Look through the data below, and copy each line that carries the word "checked".

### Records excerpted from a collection
★ ★ ★ ★ ★

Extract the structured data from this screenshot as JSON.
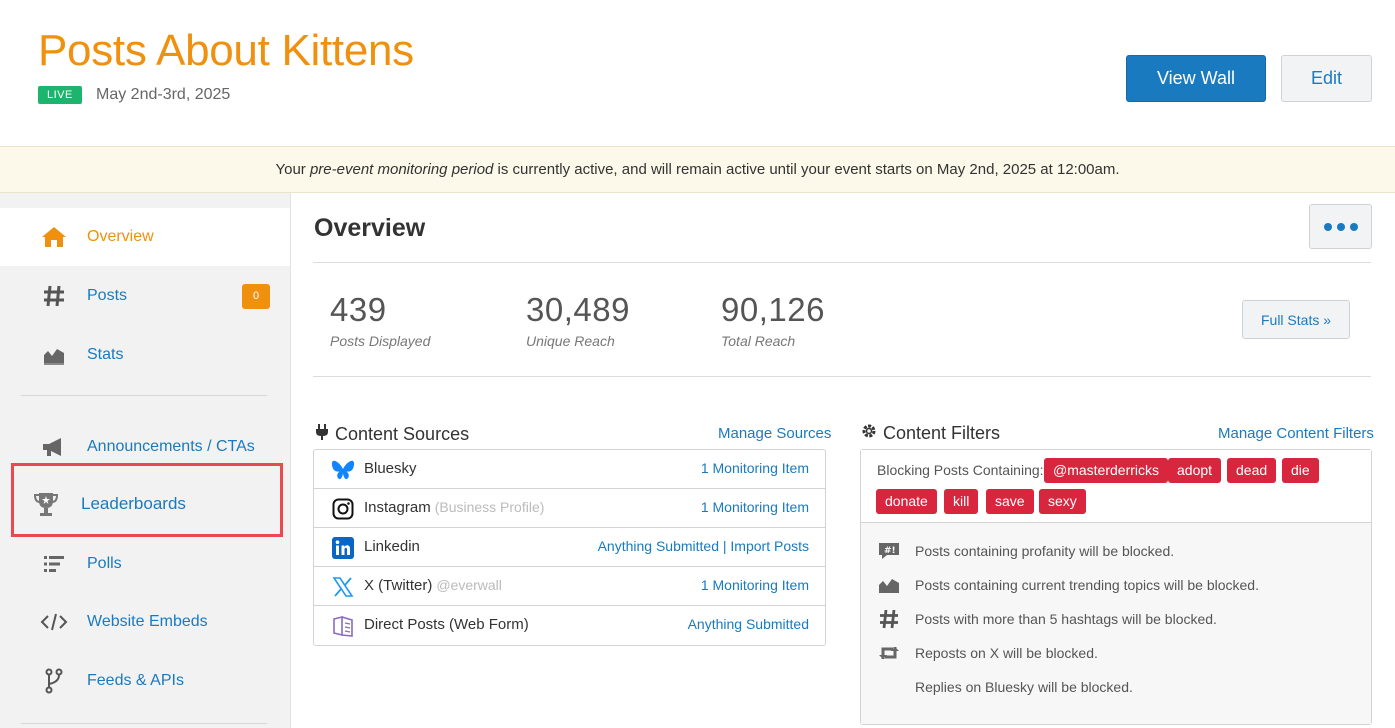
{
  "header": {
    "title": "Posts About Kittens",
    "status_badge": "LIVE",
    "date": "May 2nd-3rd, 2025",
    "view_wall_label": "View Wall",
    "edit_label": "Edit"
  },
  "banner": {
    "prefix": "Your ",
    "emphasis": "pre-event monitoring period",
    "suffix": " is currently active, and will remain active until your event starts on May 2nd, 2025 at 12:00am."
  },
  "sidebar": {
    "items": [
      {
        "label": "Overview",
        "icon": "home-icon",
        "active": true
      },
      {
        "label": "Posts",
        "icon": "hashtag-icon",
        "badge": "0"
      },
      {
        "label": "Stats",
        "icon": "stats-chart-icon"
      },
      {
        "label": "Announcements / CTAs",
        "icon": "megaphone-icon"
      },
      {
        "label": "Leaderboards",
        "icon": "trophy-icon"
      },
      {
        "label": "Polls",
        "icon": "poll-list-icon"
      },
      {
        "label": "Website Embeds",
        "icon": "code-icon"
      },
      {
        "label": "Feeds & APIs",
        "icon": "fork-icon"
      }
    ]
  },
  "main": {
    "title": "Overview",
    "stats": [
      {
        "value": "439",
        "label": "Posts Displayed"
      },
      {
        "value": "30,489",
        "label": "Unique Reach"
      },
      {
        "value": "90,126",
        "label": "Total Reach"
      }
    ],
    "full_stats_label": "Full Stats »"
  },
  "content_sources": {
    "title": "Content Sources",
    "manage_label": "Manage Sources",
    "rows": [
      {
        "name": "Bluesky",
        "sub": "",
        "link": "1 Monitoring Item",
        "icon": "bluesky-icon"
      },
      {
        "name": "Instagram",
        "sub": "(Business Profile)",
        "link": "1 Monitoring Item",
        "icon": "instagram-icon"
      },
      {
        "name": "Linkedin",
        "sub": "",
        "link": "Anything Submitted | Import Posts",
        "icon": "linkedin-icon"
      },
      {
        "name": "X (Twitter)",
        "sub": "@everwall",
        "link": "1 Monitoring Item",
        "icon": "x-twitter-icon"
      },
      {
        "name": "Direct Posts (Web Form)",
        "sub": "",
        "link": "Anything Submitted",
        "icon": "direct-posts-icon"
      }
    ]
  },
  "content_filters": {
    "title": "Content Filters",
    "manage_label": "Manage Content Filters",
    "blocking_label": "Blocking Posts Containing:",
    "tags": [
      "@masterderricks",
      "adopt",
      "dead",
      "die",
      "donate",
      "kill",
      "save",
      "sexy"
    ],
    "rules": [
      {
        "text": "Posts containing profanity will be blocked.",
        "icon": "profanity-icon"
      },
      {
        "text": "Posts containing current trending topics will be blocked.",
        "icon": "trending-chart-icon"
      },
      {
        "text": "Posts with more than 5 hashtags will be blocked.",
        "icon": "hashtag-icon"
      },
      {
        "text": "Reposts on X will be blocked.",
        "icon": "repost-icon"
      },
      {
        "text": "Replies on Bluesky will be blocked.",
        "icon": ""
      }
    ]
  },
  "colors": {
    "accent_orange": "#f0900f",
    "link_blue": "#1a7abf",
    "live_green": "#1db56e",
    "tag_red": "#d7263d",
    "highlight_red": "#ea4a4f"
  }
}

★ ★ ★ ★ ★

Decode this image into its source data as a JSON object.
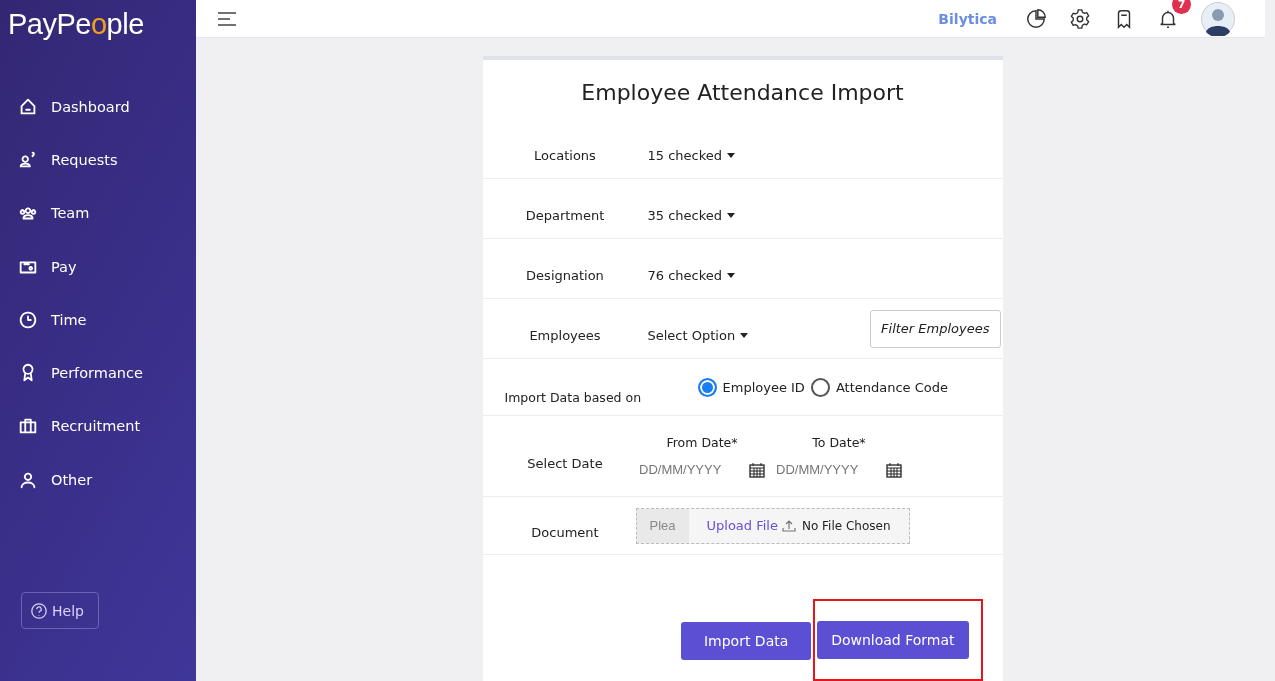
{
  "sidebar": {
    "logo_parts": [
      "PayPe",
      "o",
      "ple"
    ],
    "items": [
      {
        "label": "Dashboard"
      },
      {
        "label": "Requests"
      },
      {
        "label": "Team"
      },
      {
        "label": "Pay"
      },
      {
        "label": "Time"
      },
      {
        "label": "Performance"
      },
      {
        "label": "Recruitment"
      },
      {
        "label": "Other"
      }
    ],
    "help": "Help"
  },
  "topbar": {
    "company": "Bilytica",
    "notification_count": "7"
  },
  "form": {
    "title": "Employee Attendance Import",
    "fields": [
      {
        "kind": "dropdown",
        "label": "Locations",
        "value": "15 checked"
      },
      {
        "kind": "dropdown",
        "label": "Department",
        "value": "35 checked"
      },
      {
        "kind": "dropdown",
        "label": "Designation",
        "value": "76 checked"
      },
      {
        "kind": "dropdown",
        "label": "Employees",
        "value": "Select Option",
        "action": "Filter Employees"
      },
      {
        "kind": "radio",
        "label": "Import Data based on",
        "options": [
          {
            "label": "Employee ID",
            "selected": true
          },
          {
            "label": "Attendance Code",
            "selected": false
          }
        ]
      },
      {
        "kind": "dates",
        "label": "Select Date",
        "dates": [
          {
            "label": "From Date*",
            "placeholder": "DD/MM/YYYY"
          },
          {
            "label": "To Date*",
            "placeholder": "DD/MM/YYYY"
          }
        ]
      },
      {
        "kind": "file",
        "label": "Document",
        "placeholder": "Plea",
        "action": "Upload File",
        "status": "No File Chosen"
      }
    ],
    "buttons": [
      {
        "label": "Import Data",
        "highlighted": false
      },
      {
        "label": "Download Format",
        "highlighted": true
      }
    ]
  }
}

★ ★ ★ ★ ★

### Expected answer
        "value": "15 checked"
        "value": "35 checked"
        "value": "76 checked"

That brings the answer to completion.